(Web page and app entries)
[Start of section]
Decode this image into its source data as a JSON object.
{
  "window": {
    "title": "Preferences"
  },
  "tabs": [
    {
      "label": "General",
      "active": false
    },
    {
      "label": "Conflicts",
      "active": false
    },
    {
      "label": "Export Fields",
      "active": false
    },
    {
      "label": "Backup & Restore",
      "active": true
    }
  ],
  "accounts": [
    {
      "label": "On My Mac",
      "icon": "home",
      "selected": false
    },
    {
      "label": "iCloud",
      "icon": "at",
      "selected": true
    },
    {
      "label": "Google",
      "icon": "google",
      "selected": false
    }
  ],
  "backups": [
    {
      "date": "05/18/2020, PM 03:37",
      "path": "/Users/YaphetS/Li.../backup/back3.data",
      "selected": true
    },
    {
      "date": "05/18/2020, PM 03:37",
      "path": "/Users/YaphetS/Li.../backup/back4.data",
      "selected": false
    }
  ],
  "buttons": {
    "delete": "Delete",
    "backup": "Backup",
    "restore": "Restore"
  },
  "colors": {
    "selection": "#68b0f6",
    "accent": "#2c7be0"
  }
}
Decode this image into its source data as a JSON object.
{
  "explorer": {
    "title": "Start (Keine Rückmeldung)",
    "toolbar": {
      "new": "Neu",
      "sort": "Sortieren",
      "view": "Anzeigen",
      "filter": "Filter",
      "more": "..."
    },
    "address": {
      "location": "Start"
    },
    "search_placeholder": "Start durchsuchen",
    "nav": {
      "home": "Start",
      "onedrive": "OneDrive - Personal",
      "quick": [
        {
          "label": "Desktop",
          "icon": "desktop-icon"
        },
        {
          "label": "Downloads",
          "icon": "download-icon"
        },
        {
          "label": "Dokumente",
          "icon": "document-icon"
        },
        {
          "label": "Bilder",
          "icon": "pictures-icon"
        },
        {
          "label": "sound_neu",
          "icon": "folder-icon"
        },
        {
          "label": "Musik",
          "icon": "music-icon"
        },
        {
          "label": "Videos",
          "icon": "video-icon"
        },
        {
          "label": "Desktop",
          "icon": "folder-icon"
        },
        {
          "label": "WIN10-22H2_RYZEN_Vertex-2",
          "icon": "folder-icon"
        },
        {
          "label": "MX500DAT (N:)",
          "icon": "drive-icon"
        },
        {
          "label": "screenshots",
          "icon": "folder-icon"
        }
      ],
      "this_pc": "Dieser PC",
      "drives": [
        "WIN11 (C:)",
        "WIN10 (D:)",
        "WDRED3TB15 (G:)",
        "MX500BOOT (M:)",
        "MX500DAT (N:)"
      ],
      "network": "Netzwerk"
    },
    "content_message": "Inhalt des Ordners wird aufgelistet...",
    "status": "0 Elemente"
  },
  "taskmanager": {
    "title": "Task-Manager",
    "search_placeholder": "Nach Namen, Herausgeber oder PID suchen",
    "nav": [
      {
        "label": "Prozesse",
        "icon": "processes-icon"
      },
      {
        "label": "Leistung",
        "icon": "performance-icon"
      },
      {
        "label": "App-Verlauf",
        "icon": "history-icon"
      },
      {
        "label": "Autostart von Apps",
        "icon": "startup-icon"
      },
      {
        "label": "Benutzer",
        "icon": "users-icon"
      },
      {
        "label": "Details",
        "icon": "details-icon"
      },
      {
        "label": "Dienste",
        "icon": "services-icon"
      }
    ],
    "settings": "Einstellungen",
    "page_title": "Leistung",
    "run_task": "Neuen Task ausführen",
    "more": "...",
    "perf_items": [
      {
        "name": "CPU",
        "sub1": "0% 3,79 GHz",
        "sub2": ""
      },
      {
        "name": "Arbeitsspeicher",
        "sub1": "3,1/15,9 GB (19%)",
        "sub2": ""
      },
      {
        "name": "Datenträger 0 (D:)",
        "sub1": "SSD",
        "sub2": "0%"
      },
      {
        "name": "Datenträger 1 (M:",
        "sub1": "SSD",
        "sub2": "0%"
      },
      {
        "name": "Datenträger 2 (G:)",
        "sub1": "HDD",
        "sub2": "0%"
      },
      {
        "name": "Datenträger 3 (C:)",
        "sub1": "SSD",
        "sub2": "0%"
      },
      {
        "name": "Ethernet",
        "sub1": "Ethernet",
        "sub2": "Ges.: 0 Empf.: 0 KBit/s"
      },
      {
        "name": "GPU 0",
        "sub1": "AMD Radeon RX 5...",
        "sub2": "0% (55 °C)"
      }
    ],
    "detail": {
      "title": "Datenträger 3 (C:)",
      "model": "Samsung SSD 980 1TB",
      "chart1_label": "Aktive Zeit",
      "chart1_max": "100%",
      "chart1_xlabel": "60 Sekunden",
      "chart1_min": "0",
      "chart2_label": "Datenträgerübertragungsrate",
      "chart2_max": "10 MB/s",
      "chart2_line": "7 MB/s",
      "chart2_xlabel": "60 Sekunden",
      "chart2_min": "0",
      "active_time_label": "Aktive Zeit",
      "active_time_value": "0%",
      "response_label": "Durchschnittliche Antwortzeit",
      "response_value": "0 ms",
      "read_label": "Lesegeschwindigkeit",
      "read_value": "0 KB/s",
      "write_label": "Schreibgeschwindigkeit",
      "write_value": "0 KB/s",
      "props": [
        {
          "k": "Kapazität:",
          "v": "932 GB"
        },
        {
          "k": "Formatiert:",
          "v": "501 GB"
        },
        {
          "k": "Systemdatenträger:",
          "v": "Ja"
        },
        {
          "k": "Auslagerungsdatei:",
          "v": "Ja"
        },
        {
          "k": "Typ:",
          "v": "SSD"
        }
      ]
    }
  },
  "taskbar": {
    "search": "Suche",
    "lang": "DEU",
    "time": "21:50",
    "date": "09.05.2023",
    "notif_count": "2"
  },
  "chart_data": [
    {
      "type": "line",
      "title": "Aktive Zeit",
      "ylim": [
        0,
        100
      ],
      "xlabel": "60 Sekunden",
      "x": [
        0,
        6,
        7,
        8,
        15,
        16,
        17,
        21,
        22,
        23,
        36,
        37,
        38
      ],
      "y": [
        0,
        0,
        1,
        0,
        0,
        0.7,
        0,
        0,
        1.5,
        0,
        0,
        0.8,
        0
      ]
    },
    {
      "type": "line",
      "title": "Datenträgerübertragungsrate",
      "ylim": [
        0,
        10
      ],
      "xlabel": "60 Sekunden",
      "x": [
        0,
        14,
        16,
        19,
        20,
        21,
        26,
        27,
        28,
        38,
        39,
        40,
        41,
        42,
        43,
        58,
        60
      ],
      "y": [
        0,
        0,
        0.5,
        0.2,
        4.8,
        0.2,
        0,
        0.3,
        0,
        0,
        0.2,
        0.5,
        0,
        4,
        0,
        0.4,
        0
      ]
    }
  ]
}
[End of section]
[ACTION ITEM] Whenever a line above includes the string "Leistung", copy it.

[SOLVED PROBLEM]
        "label": "Leistung",
    "page_title": "Leistung",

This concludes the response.